[EXERCISE PROMPT] A single number is required: the count of lines in the following entries that include the word "Rest".

[DATASET CONTENT]

□ □ □ □ □ □ □

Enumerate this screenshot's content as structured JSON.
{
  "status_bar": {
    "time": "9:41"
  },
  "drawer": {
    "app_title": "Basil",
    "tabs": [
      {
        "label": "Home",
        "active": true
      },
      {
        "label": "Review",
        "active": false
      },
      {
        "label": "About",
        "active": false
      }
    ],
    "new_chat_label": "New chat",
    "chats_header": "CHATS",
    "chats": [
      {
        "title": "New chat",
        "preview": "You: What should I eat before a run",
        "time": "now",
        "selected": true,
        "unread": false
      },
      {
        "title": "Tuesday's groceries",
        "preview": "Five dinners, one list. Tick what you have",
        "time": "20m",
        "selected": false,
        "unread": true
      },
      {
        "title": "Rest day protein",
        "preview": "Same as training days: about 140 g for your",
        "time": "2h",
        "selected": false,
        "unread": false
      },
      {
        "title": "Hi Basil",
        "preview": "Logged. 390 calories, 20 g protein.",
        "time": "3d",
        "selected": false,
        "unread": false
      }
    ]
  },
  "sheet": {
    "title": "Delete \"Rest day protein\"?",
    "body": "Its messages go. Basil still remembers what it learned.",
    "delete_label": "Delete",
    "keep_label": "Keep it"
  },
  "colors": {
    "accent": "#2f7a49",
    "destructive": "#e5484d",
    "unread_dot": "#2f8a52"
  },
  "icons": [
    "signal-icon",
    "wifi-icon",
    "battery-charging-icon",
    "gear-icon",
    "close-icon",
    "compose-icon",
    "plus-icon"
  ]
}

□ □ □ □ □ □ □

[THE ANSWER] 2